After a few drinks, you might feel like everything is going great. You're not just feeling less inhibited; your brain actually thinks that it's doing better than ever. But the truth is less rosy: Alcohol impairs judgment and leads to bad decisions. The more people drink, the worse they do on tests of cognitive function - so even if you think you're having fun while drinking heavily, chances are your performance in school or at work will suffer when it comes time to make decisions sober again.
In a study by Karen M. Dodd, she found that when people are drinking, they tend to chat with others and may become more open than usual and share things about themselves that they wouldn't normally say.
Research has shown that alcohol acts on the anterior portion of the prefrontal cortex (the front most part of your brain) which is involved with decision-making and impulse control. This means we need this area to behave properly so we can regulate our impulses such as controlling what we say or do instead of blurting out something hurtful or doing something embarrassing.
Alcohol seems to have a specific effect on the cognitive process that leads to the inhibition of certain actions. This means that when you've had a few shots, it's harder for you to control yourselves. You are less able to control what you say or do, resulting in sloppier behavior and worse decisions.
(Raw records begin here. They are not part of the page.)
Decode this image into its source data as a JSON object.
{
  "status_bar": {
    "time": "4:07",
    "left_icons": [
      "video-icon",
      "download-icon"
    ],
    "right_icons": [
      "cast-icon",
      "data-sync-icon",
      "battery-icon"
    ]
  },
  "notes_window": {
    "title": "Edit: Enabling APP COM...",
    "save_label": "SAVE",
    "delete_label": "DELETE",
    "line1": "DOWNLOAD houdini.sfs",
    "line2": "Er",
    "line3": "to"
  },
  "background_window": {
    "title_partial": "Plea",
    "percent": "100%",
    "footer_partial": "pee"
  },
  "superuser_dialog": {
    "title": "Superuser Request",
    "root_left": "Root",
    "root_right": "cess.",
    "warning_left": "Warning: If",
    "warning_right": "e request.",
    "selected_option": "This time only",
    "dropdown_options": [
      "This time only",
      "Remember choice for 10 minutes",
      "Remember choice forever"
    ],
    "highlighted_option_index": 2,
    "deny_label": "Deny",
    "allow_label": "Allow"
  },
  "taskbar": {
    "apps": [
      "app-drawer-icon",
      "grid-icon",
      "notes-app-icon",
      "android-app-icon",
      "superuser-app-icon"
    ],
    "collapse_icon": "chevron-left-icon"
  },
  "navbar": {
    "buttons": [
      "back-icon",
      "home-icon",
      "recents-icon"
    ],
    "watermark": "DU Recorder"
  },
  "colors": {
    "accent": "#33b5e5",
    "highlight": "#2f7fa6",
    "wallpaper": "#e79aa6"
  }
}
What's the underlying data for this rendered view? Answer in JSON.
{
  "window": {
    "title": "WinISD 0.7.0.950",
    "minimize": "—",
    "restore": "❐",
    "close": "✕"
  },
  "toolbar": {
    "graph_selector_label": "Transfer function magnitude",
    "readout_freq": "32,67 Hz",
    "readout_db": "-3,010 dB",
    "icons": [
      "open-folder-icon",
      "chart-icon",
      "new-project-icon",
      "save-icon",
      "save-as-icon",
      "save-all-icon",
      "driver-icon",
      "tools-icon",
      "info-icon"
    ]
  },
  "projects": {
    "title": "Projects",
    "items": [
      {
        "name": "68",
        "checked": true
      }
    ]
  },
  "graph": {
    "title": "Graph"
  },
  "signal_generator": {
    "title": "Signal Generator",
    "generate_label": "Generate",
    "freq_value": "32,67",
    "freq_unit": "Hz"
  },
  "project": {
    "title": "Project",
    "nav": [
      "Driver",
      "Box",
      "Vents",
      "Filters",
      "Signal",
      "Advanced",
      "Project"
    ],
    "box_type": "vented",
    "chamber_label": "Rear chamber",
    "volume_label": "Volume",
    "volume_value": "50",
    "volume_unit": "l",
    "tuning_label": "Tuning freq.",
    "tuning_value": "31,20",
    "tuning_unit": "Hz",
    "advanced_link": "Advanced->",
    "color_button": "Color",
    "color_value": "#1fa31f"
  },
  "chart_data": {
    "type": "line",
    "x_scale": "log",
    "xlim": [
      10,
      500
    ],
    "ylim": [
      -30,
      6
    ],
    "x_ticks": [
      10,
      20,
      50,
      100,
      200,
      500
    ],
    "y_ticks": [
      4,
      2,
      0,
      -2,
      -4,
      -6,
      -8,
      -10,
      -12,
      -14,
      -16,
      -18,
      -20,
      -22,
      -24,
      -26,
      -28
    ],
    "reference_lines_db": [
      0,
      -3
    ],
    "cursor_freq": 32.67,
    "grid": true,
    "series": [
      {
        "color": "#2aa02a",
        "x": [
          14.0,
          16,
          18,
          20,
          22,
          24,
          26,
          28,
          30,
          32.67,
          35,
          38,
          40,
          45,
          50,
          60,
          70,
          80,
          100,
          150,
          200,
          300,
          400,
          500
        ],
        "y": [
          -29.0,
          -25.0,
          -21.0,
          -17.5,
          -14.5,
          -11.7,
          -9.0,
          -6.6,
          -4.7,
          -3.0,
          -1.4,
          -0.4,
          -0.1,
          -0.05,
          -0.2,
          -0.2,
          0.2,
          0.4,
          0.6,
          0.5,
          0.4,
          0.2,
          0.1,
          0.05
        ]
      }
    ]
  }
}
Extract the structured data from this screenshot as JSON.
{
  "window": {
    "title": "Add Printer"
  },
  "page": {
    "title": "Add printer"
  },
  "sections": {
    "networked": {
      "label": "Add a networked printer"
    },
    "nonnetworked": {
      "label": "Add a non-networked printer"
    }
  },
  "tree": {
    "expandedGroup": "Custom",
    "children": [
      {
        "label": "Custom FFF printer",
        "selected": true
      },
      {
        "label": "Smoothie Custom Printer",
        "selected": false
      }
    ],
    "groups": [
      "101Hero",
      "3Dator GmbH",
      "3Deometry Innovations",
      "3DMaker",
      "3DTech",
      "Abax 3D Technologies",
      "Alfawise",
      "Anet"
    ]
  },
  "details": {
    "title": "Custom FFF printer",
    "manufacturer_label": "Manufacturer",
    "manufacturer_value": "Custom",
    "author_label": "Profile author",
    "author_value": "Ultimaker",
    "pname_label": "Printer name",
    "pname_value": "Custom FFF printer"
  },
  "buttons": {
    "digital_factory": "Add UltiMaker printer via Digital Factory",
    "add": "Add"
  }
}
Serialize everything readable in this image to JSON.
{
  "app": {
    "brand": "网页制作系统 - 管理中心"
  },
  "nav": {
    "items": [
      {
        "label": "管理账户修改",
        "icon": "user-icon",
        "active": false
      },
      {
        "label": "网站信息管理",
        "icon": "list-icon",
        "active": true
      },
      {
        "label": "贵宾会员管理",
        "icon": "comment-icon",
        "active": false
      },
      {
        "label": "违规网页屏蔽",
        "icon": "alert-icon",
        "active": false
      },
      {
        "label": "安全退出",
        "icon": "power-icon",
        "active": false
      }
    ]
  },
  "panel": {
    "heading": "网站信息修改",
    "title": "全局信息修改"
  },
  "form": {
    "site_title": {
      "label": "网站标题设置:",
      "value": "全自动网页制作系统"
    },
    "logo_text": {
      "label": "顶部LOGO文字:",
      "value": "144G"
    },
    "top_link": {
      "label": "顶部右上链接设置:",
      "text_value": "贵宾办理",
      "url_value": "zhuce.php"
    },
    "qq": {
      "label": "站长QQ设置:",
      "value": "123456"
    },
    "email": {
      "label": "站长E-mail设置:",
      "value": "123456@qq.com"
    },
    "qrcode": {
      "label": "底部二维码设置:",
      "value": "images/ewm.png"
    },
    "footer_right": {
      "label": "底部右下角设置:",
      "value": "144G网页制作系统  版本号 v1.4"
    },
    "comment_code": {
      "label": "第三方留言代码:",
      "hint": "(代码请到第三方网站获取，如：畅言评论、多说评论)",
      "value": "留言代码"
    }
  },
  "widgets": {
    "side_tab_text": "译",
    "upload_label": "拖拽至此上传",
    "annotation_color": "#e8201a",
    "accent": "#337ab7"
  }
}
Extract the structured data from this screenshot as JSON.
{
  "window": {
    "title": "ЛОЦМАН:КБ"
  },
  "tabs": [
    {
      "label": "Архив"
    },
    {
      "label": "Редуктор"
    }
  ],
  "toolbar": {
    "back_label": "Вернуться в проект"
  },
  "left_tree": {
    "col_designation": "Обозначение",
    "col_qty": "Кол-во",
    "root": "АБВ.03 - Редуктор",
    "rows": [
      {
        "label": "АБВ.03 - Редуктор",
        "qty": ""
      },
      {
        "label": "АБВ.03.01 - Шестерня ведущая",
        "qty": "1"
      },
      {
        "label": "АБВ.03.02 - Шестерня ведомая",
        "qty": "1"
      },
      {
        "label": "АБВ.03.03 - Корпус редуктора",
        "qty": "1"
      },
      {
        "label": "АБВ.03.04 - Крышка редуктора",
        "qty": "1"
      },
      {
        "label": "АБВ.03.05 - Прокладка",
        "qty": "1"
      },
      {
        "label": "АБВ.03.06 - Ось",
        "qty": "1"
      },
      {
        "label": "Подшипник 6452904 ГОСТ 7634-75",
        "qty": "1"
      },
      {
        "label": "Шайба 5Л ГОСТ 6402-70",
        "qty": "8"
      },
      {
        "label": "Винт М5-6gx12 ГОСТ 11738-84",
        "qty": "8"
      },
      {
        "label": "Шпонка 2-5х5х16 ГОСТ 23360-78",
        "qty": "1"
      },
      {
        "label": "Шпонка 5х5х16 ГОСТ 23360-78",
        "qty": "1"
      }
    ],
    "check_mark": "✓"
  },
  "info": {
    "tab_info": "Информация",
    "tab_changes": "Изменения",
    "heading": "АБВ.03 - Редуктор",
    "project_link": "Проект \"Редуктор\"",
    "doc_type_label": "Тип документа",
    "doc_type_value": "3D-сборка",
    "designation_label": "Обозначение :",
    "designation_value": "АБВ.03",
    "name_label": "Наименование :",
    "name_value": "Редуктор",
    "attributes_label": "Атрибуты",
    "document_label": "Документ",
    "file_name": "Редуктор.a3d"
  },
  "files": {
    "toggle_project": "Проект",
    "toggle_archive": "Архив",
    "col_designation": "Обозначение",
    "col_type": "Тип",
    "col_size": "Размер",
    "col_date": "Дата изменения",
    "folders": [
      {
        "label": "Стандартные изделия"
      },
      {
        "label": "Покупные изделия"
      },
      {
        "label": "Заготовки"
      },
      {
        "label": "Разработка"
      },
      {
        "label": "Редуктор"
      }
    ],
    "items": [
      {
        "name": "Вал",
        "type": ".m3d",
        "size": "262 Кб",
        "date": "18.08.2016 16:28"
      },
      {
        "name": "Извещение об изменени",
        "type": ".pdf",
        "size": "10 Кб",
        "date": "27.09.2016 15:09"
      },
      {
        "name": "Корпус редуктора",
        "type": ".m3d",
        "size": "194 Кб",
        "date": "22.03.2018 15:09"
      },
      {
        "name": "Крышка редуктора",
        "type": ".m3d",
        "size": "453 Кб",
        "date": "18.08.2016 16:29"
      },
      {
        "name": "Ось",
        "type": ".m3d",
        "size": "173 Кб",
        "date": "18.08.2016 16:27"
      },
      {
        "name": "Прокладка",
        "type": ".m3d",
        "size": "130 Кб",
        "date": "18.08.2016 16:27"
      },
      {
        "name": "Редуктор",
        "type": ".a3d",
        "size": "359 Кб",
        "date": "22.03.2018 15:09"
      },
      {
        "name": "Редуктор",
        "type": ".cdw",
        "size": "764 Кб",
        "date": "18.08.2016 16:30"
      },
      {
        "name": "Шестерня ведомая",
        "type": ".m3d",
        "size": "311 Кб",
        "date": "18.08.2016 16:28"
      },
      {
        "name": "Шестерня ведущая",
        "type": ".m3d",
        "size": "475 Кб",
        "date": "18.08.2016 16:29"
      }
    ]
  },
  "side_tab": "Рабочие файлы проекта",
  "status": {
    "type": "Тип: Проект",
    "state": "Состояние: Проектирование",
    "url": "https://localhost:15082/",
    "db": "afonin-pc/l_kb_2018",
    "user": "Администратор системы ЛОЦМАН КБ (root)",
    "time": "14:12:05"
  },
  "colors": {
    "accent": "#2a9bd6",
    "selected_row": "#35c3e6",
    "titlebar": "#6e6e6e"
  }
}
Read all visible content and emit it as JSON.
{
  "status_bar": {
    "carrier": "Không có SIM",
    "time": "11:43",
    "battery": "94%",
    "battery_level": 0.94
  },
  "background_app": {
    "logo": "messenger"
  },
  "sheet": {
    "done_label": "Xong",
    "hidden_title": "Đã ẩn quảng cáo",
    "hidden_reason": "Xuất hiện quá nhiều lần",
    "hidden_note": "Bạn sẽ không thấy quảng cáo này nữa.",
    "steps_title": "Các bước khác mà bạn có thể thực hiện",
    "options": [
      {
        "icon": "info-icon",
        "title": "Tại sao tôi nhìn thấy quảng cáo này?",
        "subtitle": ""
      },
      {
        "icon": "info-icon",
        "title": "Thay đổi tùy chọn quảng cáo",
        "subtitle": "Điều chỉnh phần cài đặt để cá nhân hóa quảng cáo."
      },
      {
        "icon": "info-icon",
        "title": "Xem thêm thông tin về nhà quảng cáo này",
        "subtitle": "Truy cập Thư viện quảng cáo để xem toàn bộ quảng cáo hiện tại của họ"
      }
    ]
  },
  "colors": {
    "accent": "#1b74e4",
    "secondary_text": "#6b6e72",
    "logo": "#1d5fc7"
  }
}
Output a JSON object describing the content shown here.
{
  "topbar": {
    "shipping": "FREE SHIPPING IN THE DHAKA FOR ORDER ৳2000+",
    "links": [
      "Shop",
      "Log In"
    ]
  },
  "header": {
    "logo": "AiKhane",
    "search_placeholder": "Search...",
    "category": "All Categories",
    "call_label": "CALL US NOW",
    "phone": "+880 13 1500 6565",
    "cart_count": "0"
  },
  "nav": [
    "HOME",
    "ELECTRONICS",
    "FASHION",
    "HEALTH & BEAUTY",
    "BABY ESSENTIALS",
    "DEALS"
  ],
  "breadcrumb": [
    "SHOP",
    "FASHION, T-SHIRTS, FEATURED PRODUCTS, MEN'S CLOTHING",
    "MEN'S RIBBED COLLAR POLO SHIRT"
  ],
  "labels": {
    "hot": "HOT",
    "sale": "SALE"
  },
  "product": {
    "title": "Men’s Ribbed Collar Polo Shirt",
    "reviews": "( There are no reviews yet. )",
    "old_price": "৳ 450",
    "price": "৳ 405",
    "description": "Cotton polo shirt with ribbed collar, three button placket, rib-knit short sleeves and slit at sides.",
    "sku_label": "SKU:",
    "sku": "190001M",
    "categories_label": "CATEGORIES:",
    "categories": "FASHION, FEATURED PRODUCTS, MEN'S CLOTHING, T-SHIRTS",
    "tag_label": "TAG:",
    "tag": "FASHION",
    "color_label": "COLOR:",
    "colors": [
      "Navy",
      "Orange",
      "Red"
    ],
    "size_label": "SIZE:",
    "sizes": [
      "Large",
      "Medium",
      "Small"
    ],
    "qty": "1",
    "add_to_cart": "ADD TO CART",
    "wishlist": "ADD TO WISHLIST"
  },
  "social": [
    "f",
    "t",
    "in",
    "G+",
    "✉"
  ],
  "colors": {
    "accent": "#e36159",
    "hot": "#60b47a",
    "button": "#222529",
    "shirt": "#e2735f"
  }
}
When you drink alcohol, it is absorbed by the lining of your stomach and small intestine. Then it passes through to the bloodstream and throughout your brain and body. Alcohol interferes with communication between nerve cells in your brain, which might cause slurred speech, clumsiness or a loss of balance, slow reaction time and a lack of coordination. It may also affect your vision.
On average, about 90% of the alcohol that a person drinks enters the bloodstream through their stomach so this makes sense why people get so intoxicated on an empty stomach. However for some people this amount can be less due to genetics or certain medications they are taking. Alcohol also bonds to the water in your body, so it's impossible for you to drink more water than what your body can handle.
Alcohol affects the brain by slowing down chemical messengers. These are the signals that help with thinking, feeling and acting. Alcohol makes these signals slower so it takes longer for information to get from one place to another in your brain. This slows down the processing of information which could lead you to do or say something you may regret later.
A study conducted in 2010 found that alcohol can disrupt hormones in our bodies making us more interested in seeking out sexual partners even when we don't really want them around, let alone have sex necessarily. This is because when we drink alcohol, our testosterone levels drop while estrogen levels increase. Researchers have found that even drinking just one beer could be responsible for this huge difference, so imagine how much more alcohol it takes to influence the hormones in our bodies to act in such a way.
When alcohol is in our bodies it takes over the brain's communication center, which can make us more impulsive and lose self-control. This means we are more likely to behave in socially unacceptable ways.
When we drink alcohol, it slows down the brain and our ability to control impulses. We tend to show less sensitivity toward other people and may fail to consider how they might be feeling or what their actions could mean. When we are intoxicated, it is hard to know how much is too much or whether someone may have had too much to drink.
This can make it easier for people to behave in ways they normally would not, such as using violence or having sex with someone they might not want to.
When you start drinking alcohol and continue to drink more and more each time, your brain starts building a tolerance toward the effects of this beverage which means that you need to keep on drinking more and more to feel the same effects as before.
Alcohol has a tendency to make people feel more confident and less inhibited, which may cause them to behave in ways that they would not when sober and that they might later regret. There are ways to avoid these behaviors:
Alcohol consumption is a significant public health issue in the United States. There are more than 88,000 deaths every year related to alcohol consumption and an estimated 26 million people suffer from alcohol abuse or dependence. In order for consumers to make informed decisions about how much they drink, it's important that they understand not only how their own bodies will react but also those of others around them as well as what kind of social interactions they may have when drinking. The many effects of alcohol can range from blackouts and accidents to judgment impairment and decision making difficulties which could lead someone to make dangerous choices such as driving while intoxicated or unprotected sex with strangers without considering STD risks.